> Working data
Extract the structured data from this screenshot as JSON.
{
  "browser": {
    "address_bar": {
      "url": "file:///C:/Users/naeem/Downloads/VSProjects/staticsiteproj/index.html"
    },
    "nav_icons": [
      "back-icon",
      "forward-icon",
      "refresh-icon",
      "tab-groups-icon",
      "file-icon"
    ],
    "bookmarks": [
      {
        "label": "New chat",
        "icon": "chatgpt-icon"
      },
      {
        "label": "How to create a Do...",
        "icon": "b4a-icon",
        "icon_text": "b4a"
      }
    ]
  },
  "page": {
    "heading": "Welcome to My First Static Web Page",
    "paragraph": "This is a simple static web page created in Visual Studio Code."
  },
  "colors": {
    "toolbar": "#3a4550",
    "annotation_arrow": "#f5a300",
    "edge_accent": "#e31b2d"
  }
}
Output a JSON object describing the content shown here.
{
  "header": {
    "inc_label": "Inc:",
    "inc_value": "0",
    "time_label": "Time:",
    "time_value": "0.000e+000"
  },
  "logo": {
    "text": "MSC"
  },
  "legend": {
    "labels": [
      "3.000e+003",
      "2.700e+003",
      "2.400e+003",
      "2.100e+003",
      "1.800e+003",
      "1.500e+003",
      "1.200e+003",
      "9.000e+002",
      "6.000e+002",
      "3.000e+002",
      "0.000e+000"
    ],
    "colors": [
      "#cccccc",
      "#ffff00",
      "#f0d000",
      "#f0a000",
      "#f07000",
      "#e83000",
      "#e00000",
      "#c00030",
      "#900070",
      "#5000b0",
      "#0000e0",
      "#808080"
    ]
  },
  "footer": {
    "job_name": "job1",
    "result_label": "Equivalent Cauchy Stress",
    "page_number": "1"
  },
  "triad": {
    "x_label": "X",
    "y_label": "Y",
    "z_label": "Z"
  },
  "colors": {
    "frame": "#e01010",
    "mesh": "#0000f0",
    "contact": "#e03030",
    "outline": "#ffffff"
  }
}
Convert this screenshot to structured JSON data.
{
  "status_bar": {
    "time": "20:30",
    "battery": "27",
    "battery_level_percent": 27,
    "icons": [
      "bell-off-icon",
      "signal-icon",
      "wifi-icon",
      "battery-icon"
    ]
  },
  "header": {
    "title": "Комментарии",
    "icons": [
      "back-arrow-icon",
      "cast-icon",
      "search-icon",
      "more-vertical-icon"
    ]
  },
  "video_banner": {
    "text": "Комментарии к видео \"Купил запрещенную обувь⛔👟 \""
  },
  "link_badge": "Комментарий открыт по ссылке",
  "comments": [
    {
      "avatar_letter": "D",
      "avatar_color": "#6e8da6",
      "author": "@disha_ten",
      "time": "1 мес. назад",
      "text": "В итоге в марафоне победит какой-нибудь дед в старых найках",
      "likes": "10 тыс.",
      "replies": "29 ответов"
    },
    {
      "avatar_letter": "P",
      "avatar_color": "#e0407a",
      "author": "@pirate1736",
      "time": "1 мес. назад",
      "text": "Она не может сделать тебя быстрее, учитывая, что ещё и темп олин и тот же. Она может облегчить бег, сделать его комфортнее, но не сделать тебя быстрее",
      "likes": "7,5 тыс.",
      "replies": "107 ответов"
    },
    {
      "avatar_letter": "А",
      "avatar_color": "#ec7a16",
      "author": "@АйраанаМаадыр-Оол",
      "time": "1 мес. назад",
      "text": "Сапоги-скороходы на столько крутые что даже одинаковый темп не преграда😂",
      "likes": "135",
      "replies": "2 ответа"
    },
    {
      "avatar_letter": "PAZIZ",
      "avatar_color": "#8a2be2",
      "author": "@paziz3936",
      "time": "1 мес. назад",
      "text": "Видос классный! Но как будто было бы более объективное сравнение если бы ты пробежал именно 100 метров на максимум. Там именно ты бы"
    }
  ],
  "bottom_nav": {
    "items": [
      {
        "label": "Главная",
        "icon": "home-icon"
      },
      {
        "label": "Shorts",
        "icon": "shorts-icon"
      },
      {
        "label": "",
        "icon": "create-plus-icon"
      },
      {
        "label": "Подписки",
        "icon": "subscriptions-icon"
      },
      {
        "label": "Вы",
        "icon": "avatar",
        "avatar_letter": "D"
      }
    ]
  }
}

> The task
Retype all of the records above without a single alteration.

> Exercise output
Extract the structured data from this screenshot as JSON.
{
  "browser": {
    "address_bar": {
      "url": "file:///C:/Users/naeem/Downloads/VSProjects/staticsiteproj/index.html"
    },
    "nav_icons": [
      "back-icon",
      "forward-icon",
      "refresh-icon",
      "tab-groups-icon",
      "file-icon"
    ],
    "bookmarks": [
      {
        "label": "New chat",
        "icon": "chatgpt-icon"
      },
      {
        "label": "How to create a Do...",
        "icon": "b4a-icon",
        "icon_text": "b4a"
      }
    ]
  },
  "page": {
    "heading": "Welcome to My First Static Web Page",
    "paragraph": "This is a simple static web page created in Visual Studio Code."
  },
  "colors": {
    "toolbar": "#3a4550",
    "annotation_arrow": "#f5a300",
    "edge_accent": "#e31b2d"
  }
}
Output a JSON object describing the content shown here.
{
  "header": {
    "inc_label": "Inc:",
    "inc_value": "0",
    "time_label": "Time:",
    "time_value": "0.000e+000"
  },
  "logo": {
    "text": "MSC"
  },
  "legend": {
    "labels": [
      "3.000e+003",
      "2.700e+003",
      "2.400e+003",
      "2.100e+003",
      "1.800e+003",
      "1.500e+003",
      "1.200e+003",
      "9.000e+002",
      "6.000e+002",
      "3.000e+002",
      "0.000e+000"
    ],
    "colors": [
      "#cccccc",
      "#ffff00",
      "#f0d000",
      "#f0a000",
      "#f07000",
      "#e83000",
      "#e00000",
      "#c00030",
      "#900070",
      "#5000b0",
      "#0000e0",
      "#808080"
    ]
  },
  "footer": {
    "job_name": "job1",
    "result_label": "Equivalent Cauchy Stress",
    "page_number": "1"
  },
  "triad": {
    "x_label": "X",
    "y_label": "Y",
    "z_label": "Z"
  },
  "colors": {
    "frame": "#e01010",
    "mesh": "#0000f0",
    "contact": "#e03030",
    "outline": "#ffffff"
  }
}
Convert this screenshot to structured JSON data.
{
  "status_bar": {
    "time": "20:30",
    "battery": "27",
    "battery_level_percent": 27,
    "icons": [
      "bell-off-icon",
      "signal-icon",
      "wifi-icon",
      "battery-icon"
    ]
  },
  "header": {
    "title": "Комментарии",
    "icons": [
      "back-arrow-icon",
      "cast-icon",
      "search-icon",
      "more-vertical-icon"
    ]
  },
  "video_banner": {
    "text": "Комментарии к видео \"Купил запрещенную обувь⛔👟 \""
  },
  "link_badge": "Комментарий открыт по ссылке",
  "comments": [
    {
      "avatar_letter": "D",
      "avatar_color": "#6e8da6",
      "author": "@disha_ten",
      "time": "1 мес. назад",
      "text": "В итоге в марафоне победит какой-нибудь дед в старых найках",
      "likes": "10 тыс.",
      "replies": "29 ответов"
    },
    {
      "avatar_letter": "P",
      "avatar_color": "#e0407a",
      "author": "@pirate1736",
      "time": "1 мес. назад",
      "text": "Она не может сделать тебя быстрее, учитывая, что ещё и темп олин и тот же. Она может облегчить бег, сделать его комфортнее, но не сделать тебя быстрее",
      "likes": "7,5 тыс.",
      "replies": "107 ответов"
    },
    {
      "avatar_letter": "А",
      "avatar_color": "#ec7a16",
      "author": "@АйраанаМаадыр-Оол",
      "time": "1 мес. назад",
      "text": "Сапоги-скороходы на столько крутые что даже одинаковый темп не преграда😂",
      "likes": "135",
      "replies": "2 ответа"
    },
    {
      "avatar_letter": "PAZIZ",
      "avatar_color": "#8a2be2",
      "author": "@paziz3936",
      "time": "1 мес. назад",
      "text": "Видос классный! Но как будто было бы более объективное сравнение если бы ты пробежал именно 100 метров на максимум. Там именно ты бы"
    }
  ],
  "bottom_nav": {
    "items": [
      {
        "label": "Главная",
        "icon": "home-icon"
      },
      {
        "label": "Shorts",
        "icon": "shorts-icon"
      },
      {
        "label": "",
        "icon": "create-plus-icon"
      },
      {
        "label": "Подписки",
        "icon": "subscriptions-icon"
      },
      {
        "label": "Вы",
        "icon": "avatar",
        "avatar_letter": "D"
      }
    ]
  }
}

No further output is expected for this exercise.